Flying there from Bangkok was straightforward and cheap for the pair of us. In one way, Ta even had it easier than me, as being from an ASEAN member state, she didn’t need a visa.
We started in Mandalay, in the north. Kipling, of course, wrote a jingoistic poem, The Road to Mandalay, having never set foot in the city.
In an ideal world, I’d have visited my hero George Orwell’s old stomping ground in Katha. However, it’s terribly remote and there’s nothing to see, now that doubts have been raised about whether his house from the 1920s is still standing.
From Mandalay Airport, a private company ran a $3-a-head bus service from into town, where it dropped its passengers off at their accommodation: in our case, the very good value Hotel A1. Next day, a taxi drove us all over the city, to pagodas, monasteries and a charming royal palace emblazoned with the slogan: “Tatmadaw and the people, cooperate and crush all those harming the union.”
The day after that, which involved cramming in all the highlights of the surrounding area, was even more memorable.
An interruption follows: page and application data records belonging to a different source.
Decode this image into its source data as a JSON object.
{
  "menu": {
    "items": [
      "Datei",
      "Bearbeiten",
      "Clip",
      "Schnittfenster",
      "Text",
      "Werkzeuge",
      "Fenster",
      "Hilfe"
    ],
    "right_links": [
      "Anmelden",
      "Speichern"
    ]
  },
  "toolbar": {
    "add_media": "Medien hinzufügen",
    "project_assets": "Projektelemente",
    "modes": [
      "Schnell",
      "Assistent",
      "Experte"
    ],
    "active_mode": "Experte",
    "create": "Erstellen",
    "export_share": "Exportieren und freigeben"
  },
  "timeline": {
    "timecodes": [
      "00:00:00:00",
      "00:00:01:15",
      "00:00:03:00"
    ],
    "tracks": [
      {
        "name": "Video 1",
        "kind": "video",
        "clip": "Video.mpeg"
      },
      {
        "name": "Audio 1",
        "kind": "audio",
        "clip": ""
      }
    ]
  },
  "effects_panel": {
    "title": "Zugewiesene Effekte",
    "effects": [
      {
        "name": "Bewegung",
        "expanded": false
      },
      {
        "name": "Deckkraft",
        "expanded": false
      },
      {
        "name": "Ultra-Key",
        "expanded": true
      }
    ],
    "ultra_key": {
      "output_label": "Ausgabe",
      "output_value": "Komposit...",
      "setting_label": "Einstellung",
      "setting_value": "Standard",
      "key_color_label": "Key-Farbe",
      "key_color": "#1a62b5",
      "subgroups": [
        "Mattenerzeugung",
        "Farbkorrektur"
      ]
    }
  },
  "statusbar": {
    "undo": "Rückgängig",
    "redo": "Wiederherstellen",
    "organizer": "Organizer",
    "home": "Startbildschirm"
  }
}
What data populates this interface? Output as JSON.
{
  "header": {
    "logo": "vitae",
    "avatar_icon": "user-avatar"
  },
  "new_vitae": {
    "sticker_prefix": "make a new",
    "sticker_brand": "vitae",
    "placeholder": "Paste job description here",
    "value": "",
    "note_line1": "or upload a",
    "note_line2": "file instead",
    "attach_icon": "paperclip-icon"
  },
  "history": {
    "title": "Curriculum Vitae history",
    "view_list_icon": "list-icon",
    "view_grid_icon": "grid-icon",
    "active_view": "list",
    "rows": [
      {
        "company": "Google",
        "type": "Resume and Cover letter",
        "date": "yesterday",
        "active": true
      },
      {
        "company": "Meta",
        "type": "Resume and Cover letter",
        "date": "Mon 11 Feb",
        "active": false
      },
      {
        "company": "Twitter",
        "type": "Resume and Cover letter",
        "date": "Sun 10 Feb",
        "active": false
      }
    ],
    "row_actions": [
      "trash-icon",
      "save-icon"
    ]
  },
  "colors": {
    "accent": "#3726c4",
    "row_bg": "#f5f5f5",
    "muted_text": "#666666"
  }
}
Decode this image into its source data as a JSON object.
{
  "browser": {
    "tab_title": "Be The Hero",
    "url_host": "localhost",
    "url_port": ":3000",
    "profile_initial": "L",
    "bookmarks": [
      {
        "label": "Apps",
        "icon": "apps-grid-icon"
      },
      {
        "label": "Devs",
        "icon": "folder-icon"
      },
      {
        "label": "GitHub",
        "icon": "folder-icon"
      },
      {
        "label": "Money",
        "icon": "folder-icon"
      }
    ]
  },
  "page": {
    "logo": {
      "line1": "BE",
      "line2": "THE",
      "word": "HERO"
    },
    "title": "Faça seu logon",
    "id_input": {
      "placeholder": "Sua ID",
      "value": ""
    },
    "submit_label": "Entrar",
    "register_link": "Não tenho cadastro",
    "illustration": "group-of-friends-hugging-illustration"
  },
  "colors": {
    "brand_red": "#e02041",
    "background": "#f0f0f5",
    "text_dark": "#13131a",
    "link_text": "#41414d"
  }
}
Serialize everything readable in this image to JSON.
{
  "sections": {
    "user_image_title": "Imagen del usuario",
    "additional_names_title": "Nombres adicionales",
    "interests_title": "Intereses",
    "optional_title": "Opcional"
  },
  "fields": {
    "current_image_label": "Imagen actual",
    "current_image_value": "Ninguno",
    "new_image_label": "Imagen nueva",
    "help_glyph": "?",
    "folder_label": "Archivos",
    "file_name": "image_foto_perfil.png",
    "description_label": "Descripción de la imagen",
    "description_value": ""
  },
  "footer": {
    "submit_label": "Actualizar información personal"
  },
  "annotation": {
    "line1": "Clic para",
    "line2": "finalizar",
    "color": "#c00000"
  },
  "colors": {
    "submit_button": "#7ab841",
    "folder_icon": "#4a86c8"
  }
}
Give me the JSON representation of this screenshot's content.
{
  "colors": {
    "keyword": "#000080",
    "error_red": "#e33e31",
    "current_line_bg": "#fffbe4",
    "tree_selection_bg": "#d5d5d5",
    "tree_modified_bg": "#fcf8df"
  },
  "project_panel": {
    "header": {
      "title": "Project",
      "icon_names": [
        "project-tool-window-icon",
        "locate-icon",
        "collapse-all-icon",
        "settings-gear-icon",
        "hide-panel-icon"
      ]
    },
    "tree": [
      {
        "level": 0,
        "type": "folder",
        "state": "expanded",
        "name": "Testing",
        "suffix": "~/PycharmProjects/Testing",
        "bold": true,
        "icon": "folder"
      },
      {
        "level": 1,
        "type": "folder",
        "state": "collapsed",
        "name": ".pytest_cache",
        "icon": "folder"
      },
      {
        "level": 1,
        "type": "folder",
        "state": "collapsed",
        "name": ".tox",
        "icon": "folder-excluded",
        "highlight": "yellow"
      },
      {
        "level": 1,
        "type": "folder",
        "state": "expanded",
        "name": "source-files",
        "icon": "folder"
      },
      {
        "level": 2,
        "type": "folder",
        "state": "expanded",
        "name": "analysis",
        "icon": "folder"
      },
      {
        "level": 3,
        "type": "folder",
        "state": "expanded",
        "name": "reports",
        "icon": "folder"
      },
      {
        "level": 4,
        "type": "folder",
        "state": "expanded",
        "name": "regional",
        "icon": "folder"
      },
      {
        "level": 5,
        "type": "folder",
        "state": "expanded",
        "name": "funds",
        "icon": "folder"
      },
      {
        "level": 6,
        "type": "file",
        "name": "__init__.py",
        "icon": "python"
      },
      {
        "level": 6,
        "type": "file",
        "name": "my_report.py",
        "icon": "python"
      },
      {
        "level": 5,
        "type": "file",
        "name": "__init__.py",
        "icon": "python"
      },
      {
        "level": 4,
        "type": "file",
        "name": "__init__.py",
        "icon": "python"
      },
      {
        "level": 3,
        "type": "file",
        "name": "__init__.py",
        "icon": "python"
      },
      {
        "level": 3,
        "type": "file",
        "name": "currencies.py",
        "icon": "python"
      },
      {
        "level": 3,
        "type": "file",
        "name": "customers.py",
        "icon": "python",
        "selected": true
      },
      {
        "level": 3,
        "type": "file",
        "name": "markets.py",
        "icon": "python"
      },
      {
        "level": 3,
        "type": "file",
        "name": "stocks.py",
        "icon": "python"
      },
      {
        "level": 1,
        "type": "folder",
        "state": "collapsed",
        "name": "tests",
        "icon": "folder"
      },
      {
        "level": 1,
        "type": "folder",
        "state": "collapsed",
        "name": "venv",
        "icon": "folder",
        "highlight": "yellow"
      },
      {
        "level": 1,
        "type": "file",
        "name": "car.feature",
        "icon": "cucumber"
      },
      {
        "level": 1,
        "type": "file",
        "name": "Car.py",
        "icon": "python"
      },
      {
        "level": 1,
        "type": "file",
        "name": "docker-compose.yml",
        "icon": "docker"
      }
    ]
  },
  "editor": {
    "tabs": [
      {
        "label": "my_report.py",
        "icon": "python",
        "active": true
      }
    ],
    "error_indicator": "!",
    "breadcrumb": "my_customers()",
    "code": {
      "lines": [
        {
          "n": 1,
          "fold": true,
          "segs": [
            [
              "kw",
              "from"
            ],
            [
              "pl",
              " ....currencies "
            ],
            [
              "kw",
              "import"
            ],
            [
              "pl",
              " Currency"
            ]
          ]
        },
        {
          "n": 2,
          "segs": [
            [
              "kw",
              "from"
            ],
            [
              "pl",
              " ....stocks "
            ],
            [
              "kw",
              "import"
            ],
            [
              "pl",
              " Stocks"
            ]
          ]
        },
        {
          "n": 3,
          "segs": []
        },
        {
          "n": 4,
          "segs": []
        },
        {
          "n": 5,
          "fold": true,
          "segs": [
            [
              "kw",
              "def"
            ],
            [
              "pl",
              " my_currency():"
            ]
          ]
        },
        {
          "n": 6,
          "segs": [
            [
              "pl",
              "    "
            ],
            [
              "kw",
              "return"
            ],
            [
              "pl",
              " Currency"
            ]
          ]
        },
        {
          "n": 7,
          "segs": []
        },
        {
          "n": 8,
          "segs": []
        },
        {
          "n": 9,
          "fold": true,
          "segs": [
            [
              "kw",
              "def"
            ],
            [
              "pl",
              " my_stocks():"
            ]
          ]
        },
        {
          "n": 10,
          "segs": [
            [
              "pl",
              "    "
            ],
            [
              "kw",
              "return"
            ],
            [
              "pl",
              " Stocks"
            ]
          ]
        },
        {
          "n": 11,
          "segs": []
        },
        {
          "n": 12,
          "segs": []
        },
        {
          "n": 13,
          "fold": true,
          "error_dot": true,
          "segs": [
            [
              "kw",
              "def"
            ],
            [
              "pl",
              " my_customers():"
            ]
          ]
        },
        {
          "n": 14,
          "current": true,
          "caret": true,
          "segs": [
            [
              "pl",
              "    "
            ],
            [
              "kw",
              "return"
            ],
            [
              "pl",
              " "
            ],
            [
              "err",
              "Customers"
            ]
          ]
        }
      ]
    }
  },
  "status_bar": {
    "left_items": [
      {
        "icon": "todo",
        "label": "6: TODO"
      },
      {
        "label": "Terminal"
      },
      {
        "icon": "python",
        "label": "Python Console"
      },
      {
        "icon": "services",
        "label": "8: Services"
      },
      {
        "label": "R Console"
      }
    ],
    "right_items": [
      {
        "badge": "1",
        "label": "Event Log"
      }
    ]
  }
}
I’ve hinted that not many Western tourists visit Burma, but it’s actually hard to tell – indeed, the number of amateur photographers at Mahagandayon Monastery’s very public breakfast ritual was quite intimidating.
In some respects, facilities are basic, as you might expect, though the internet in Mandalay isn’t too bad (and is pretty much up to Western European standards in the southern city of Yangon, better known as Rangoon).
What struck me most of all was how many times Ta was reminded of her seventies childhood in Thailand. Her dad used to plough a field with oxen, as farmers in Myanmar still do. Horses and carts are a common mode of transport.
And on that second day out, waiting for a ferry from Inwa (where there’s a splendid abandoned monastery), we saw a woman with two pails across her back, fetching water from the river. It left Ta quite nostalgic. If Burma can catch up in relatively short order, I think its future will be very bright indeed.